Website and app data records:

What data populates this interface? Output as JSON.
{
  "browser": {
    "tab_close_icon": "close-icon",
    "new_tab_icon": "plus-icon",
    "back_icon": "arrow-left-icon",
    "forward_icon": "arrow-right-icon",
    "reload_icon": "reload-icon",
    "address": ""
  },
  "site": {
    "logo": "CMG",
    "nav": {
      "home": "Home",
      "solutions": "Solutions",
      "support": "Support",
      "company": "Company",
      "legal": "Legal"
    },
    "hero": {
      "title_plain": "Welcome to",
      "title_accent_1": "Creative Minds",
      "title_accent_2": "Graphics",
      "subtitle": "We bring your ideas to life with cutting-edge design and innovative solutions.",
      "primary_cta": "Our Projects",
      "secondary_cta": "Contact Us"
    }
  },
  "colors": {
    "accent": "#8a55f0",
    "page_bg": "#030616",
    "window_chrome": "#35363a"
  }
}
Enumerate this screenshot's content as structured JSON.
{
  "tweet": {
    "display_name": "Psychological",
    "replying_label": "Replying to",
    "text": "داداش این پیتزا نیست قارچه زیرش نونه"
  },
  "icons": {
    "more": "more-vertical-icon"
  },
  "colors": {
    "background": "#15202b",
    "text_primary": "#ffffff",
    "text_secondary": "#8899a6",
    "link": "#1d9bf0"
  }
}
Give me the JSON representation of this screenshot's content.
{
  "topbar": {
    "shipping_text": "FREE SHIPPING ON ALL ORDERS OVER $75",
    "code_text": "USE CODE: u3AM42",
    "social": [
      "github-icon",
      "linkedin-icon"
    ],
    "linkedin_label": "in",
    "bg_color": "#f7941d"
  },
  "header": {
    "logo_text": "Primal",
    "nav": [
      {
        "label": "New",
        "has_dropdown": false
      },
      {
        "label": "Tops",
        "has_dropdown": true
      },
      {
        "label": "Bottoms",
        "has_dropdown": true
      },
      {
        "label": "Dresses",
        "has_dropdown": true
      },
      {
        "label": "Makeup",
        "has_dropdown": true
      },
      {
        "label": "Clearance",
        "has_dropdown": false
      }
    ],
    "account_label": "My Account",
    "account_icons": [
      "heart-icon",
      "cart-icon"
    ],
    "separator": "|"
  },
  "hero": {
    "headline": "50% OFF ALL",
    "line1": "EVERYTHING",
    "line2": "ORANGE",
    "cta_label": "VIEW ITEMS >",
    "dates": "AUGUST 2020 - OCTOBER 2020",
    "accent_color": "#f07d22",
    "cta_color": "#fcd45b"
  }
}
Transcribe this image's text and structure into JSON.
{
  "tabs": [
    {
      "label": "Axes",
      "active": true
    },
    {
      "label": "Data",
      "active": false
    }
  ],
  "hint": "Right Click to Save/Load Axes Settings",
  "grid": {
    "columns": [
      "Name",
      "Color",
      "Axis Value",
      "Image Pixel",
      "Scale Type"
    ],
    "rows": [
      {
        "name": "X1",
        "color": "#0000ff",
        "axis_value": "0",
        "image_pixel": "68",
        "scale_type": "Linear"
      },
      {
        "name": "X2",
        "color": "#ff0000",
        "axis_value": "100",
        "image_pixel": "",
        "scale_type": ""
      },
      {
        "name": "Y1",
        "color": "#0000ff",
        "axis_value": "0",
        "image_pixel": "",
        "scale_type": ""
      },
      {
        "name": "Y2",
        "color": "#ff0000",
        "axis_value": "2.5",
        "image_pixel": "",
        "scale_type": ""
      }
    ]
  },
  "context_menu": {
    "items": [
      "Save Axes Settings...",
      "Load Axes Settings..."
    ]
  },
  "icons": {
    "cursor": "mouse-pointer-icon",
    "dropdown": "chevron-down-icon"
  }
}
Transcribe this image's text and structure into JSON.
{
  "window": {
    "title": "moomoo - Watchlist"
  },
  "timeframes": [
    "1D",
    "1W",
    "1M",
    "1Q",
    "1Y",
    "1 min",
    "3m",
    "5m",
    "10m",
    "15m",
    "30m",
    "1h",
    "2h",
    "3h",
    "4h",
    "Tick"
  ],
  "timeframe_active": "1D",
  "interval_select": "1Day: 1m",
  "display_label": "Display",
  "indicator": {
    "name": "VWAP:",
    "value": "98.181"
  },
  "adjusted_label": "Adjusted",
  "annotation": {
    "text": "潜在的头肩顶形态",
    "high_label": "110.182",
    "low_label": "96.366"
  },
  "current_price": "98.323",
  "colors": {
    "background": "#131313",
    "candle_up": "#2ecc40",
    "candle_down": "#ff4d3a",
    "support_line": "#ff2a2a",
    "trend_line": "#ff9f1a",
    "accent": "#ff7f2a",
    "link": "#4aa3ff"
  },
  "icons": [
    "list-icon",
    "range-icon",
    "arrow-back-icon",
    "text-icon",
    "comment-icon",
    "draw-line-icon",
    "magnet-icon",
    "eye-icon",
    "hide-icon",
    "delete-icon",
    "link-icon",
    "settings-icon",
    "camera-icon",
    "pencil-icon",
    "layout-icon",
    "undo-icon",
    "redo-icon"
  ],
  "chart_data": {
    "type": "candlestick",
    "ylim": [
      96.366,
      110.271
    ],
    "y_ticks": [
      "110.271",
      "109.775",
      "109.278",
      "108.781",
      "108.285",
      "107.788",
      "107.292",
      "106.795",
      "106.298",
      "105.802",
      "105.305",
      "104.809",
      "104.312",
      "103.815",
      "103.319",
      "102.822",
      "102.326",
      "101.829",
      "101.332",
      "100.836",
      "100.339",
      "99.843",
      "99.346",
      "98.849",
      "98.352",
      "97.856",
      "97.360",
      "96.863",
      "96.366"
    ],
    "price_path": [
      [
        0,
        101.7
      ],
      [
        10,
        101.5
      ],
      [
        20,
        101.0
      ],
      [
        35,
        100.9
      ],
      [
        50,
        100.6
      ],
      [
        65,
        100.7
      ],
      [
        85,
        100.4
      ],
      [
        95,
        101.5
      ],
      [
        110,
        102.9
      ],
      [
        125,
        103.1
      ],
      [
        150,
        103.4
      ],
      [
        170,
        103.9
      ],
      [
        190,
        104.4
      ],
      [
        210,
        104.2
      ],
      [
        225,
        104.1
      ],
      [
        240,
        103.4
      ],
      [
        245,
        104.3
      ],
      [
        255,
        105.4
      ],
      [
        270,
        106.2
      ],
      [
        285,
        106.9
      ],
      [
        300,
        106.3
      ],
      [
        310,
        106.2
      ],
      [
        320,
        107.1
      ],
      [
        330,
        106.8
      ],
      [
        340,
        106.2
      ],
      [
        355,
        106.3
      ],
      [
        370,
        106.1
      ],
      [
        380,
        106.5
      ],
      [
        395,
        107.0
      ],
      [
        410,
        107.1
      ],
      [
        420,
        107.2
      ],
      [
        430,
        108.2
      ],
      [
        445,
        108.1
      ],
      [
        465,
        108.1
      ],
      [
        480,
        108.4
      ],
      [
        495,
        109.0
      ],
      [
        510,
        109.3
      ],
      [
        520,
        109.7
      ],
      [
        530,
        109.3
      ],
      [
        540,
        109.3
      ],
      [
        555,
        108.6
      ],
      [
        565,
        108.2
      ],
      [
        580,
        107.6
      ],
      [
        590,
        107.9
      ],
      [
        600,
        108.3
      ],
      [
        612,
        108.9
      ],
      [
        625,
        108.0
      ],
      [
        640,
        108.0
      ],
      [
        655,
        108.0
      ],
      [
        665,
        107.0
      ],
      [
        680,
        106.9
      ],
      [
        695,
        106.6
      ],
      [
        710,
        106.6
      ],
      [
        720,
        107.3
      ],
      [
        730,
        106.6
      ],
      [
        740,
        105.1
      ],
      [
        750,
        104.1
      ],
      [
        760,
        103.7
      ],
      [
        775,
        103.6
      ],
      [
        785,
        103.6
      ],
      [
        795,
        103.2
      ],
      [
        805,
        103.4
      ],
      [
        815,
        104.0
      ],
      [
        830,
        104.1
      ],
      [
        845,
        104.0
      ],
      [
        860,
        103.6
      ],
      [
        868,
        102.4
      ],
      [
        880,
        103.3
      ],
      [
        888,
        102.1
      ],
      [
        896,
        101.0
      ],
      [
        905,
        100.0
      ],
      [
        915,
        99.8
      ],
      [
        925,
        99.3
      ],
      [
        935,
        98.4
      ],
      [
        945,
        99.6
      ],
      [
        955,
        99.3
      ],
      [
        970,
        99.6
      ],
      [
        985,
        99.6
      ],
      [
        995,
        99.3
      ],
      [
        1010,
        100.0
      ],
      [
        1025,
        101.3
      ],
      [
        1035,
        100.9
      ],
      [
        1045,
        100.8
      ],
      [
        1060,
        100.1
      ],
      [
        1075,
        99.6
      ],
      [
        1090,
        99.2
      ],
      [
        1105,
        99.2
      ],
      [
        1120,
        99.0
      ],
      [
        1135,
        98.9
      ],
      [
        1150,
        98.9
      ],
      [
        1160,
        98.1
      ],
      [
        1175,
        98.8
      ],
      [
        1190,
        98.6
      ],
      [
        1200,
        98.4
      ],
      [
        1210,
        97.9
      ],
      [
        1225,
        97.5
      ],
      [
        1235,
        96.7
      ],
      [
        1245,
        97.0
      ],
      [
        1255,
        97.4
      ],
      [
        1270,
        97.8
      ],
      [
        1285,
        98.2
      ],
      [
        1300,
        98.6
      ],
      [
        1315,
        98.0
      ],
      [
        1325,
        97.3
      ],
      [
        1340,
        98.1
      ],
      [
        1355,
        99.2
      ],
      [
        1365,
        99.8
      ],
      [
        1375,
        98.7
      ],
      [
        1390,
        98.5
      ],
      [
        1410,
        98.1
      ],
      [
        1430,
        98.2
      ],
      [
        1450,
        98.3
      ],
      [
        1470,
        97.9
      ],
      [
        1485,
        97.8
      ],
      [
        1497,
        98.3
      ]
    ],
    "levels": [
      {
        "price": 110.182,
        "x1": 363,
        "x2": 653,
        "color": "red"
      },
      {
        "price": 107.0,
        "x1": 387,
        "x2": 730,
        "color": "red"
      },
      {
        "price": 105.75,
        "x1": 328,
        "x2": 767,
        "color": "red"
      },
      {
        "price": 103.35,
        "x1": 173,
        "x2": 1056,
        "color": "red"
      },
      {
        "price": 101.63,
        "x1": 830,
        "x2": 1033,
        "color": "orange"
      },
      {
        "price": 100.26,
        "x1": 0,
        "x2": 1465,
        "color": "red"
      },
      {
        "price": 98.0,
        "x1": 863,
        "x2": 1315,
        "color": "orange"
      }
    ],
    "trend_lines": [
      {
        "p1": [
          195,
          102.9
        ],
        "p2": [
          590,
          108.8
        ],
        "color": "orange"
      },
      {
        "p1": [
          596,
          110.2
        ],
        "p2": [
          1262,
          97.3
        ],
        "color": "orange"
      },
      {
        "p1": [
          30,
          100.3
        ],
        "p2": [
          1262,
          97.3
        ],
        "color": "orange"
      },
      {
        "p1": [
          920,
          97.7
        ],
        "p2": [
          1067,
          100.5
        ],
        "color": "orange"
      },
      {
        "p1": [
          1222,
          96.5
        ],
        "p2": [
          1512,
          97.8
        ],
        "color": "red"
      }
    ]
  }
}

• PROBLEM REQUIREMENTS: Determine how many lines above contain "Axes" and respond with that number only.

• ANSWER TO THE PROBLEM: 4